* _TASK OBJECTIVE_
Copy the listing out exactly as shown.
*** DATA UNDER STUDY Section Begins ***
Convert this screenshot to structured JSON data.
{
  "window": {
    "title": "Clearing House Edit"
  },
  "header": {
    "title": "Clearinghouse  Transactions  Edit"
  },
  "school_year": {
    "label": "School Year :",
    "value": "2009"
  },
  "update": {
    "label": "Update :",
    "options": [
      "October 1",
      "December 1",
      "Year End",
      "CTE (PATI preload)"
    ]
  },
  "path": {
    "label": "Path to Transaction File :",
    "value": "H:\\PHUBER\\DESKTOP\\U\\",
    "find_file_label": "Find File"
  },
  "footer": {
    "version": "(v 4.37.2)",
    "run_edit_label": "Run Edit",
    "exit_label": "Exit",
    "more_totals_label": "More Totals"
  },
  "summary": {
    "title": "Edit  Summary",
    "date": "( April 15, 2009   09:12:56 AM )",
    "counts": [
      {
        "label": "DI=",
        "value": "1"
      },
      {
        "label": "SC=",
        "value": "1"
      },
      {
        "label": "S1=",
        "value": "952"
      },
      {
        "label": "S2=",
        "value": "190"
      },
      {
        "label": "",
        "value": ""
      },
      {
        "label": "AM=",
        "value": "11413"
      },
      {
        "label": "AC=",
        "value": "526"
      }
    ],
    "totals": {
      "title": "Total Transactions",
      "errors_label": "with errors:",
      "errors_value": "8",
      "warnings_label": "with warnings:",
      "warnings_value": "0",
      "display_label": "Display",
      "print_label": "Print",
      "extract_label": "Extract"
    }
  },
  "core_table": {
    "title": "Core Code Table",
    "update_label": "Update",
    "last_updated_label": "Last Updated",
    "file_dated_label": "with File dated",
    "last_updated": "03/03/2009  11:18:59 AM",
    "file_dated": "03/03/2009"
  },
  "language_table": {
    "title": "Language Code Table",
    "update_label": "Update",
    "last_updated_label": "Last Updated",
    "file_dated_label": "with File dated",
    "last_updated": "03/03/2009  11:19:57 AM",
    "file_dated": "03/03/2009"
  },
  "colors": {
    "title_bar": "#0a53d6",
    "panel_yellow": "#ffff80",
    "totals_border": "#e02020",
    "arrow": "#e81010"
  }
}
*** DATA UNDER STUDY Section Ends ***
* _TASK RESPONSE_
Convert this screenshot to structured JSON data.
{
  "window": {
    "title": "Clearing House Edit"
  },
  "header": {
    "title": "Clearinghouse  Transactions  Edit"
  },
  "school_year": {
    "label": "School Year :",
    "value": "2009"
  },
  "update": {
    "label": "Update :",
    "options": [
      "October 1",
      "December 1",
      "Year End",
      "CTE (PATI preload)"
    ]
  },
  "path": {
    "label": "Path to Transaction File :",
    "value": "H:\\PHUBER\\DESKTOP\\U\\",
    "find_file_label": "Find File"
  },
  "footer": {
    "version": "(v 4.37.2)",
    "run_edit_label": "Run Edit",
    "exit_label": "Exit",
    "more_totals_label": "More Totals"
  },
  "summary": {
    "title": "Edit  Summary",
    "date": "( April 15, 2009   09:12:56 AM )",
    "counts": [
      {
        "label": "DI=",
        "value": "1"
      },
      {
        "label": "SC=",
        "value": "1"
      },
      {
        "label": "S1=",
        "value": "952"
      },
      {
        "label": "S2=",
        "value": "190"
      },
      {
        "label": "",
        "value": ""
      },
      {
        "label": "AM=",
        "value": "11413"
      },
      {
        "label": "AC=",
        "value": "526"
      }
    ],
    "totals": {
      "title": "Total Transactions",
      "errors_label": "with errors:",
      "errors_value": "8",
      "warnings_label": "with warnings:",
      "warnings_value": "0",
      "display_label": "Display",
      "print_label": "Print",
      "extract_label": "Extract"
    }
  },
  "core_table": {
    "title": "Core Code Table",
    "update_label": "Update",
    "last_updated_label": "Last Updated",
    "file_dated_label": "with File dated",
    "last_updated": "03/03/2009  11:18:59 AM",
    "file_dated": "03/03/2009"
  },
  "language_table": {
    "title": "Language Code Table",
    "update_label": "Update",
    "last_updated_label": "Last Updated",
    "file_dated_label": "with File dated",
    "last_updated": "03/03/2009  11:19:57 AM",
    "file_dated": "03/03/2009"
  },
  "colors": {
    "title_bar": "#0a53d6",
    "panel_yellow": "#ffff80",
    "totals_border": "#e02020",
    "arrow": "#e81010"
  }
}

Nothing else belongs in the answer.